EXERCISE DESCRIPTION –
For the data below, give the number of lines that include the word "value" and nothing else.

[[ DATA PROVIDED open ]]

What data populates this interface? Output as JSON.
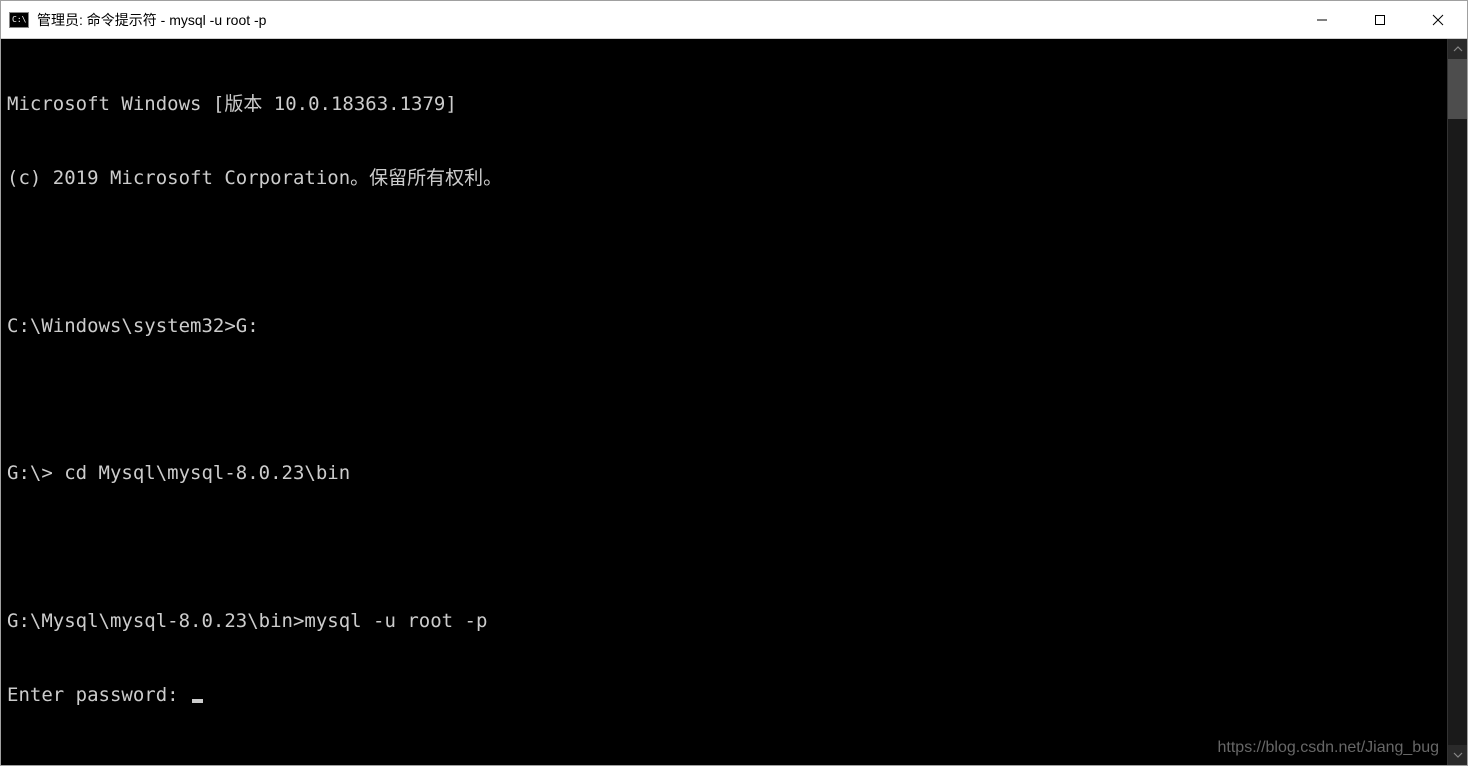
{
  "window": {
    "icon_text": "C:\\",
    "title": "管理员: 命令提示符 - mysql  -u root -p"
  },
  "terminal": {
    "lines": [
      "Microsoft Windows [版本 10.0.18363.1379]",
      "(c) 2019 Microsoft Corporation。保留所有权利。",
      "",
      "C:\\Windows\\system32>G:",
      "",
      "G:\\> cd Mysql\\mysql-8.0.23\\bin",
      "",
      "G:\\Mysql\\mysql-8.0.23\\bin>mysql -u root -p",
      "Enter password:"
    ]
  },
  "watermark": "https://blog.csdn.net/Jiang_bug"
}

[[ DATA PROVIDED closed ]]
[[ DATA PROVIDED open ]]

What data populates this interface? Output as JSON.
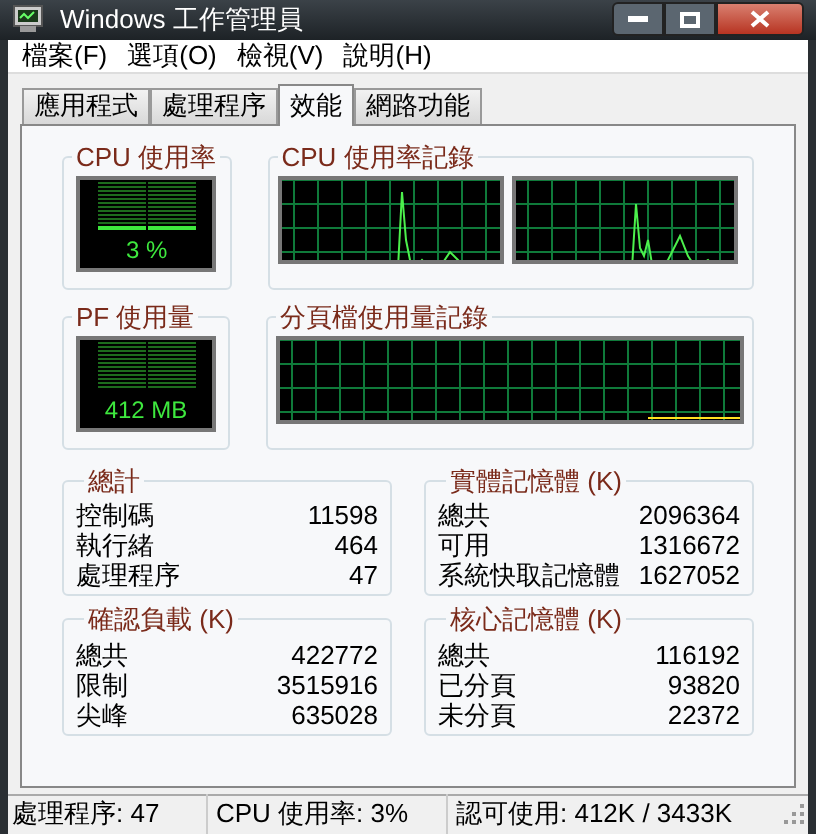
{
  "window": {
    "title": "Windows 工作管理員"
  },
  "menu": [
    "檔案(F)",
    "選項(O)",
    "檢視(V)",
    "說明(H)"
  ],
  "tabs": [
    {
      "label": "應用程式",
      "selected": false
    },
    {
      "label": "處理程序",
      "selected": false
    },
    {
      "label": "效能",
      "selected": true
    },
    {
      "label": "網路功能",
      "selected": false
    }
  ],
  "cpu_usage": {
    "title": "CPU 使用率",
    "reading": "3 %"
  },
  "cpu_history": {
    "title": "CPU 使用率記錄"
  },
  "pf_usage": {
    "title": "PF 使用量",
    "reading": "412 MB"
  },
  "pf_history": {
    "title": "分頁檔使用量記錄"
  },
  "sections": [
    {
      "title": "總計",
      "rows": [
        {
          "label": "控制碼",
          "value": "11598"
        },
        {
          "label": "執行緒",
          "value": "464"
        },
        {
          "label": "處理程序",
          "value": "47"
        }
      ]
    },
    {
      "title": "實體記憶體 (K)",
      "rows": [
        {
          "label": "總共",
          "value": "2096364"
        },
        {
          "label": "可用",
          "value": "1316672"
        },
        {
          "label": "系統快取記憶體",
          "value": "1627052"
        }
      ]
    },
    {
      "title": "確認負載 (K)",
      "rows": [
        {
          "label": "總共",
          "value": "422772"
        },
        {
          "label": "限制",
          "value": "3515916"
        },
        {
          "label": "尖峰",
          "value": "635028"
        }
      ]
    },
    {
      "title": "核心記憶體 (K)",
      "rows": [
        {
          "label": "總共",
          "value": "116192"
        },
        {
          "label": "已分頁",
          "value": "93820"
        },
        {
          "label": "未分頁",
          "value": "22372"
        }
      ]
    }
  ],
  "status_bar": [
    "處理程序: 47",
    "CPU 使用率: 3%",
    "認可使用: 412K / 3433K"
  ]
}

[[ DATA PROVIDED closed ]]

ANSWER FOR THE TASK –
12